Both authors of the article (Daniel Johanson and Katarina Østergren) are both professors at the Norwegian School of Economics and Business Administration as assistant and associate respectively in the department of accounting, auditing and law as well as holding doctorate degrees in Sweden. Katarina specializes in management accounting, the medical sector and corporate governance with eight published articles whilst Daniel has two published articles but also shows strong confidence into corporate governance focusing more into information relating to the board of directors and government regulation. Although they both share strong knowledge into corporate governance their previous work creates the assumption of cultural bias favouring the Nordic governance structure. From their academic background it can be assumed that the board structure and agency theory will be important topics to be understood from the article. Daniel is also known to use a vast amount of background research and supportive information to defend his statements. Article
The article related to contemporary issues as it was written in November 2010 so it seems relevant to modern research. From the clarity of language used, the targeted demographic appeared to be for the generic public so it could be assumed that this articles purpose was to give insight to shareholders and other stakeholders of organisations. The sources used was secondary research which were predominantly journal articles but also included textbook references and governance reports from the financial reporting council built on a lot of theoretical foundations mostly on post millennia research. The article can be found in the 2010 journal ‘Corporate Governance: An International Review’ in Volume 18 part 6 from pages 527-539. Analysis
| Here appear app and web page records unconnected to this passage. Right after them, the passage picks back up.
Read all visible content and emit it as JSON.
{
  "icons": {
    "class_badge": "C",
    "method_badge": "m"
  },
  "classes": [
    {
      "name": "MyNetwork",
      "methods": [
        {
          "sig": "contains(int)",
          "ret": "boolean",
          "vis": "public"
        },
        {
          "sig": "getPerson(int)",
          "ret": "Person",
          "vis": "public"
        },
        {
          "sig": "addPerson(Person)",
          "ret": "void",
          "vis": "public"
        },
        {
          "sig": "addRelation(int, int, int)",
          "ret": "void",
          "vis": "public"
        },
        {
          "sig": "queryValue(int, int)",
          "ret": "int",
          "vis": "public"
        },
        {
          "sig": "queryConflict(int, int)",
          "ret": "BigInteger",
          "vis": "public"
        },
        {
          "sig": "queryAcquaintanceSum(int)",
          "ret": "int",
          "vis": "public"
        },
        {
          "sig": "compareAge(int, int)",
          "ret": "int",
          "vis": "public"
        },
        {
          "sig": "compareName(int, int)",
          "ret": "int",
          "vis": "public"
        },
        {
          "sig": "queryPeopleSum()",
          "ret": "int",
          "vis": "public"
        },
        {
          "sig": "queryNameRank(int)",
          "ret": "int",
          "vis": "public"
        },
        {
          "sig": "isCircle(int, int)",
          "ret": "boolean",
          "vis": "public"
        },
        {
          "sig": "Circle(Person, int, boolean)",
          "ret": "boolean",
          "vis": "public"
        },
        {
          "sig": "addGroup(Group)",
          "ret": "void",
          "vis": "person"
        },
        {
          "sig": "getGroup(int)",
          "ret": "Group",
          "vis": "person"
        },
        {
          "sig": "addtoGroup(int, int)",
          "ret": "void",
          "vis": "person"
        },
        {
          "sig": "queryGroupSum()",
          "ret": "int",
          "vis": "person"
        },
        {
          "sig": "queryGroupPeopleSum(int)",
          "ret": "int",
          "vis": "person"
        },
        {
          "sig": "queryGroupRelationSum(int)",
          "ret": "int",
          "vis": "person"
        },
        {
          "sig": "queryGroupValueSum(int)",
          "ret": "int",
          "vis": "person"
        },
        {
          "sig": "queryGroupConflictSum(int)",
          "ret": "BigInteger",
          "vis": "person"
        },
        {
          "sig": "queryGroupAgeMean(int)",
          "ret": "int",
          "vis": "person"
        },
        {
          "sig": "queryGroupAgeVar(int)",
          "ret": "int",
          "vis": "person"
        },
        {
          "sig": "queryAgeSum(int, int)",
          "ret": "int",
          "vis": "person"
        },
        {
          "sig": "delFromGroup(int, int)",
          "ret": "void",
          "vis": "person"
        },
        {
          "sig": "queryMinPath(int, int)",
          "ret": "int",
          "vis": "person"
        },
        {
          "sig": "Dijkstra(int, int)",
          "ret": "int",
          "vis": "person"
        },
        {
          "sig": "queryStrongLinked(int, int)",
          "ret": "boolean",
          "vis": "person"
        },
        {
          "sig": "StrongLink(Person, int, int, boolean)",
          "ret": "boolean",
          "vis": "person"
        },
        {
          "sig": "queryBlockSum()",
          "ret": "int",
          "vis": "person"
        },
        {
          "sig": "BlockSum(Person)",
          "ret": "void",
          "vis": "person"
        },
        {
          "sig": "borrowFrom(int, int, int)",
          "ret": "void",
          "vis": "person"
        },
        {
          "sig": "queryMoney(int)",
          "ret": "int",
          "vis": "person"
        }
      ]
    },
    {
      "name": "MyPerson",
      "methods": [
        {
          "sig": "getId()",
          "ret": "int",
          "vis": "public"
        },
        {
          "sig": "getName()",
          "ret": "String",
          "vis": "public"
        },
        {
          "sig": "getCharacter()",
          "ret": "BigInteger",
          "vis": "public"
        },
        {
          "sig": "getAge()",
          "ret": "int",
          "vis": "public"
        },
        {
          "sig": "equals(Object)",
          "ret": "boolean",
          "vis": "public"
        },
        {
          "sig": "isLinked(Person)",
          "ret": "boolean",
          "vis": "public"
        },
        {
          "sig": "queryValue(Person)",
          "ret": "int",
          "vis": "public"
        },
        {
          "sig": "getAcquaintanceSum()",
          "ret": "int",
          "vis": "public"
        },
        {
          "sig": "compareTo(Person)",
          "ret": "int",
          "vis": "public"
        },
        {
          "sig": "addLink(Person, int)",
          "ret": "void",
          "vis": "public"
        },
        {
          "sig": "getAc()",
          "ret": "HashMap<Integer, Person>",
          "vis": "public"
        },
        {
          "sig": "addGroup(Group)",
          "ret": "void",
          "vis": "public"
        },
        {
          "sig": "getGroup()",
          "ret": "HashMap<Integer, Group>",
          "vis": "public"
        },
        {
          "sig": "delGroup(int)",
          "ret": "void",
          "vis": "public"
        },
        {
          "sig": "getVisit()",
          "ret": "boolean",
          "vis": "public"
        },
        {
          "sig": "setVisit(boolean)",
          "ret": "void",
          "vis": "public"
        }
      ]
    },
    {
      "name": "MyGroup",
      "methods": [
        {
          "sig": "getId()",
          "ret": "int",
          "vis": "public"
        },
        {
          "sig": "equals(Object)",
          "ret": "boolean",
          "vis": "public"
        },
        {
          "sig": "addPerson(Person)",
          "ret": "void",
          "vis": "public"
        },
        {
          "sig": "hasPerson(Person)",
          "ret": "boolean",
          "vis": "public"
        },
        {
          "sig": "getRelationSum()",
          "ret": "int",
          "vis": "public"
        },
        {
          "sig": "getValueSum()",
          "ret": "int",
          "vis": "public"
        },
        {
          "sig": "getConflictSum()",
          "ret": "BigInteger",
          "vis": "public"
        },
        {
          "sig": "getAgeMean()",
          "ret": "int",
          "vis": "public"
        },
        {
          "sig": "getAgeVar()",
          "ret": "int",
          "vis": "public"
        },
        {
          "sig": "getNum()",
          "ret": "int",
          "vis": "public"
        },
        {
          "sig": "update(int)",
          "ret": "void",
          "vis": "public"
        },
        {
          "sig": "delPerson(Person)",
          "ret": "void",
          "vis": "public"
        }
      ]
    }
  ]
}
The preamble was straight to the point in explaining the purpose of the article as well as being clear to highlight the abbreviations of key topics in addition to later defining in simple language Board Independence Norm (BIN), Varieties of Capitalism (VoC) and New Institutional Theory (NIT). The authors also did this with common abbreviations and terminology; EU, NED’s, FRC, SID, unitary and dual boards. Following on to the introduction, effective recognition was given to previous assumptions with clear understanding which were heavily defended by multiple sources such as the example on line 5 paragraph 1 page 527: ‘Mainstream corporate governance research and codes of best practice are often based on the assumption that independent boards are vital for ensuring sound financial reporting and preventing fraud (Beasley, Carcello, Hermanson, & Lapides, 2000; Cadbury, 1992; Cohen, Krisnamoorthy, & Wright, 2002; Higgs, 2003)’ Not only did the authors reassure their aim of the article on focusing on the ‘norm of board independence’ they elucidated the necessity of the article as there were ‘few comparative analyses of governance mechanisms across different countries and institutional settings’ (p528l1) and also highlighted the complexity of previous studies due to various...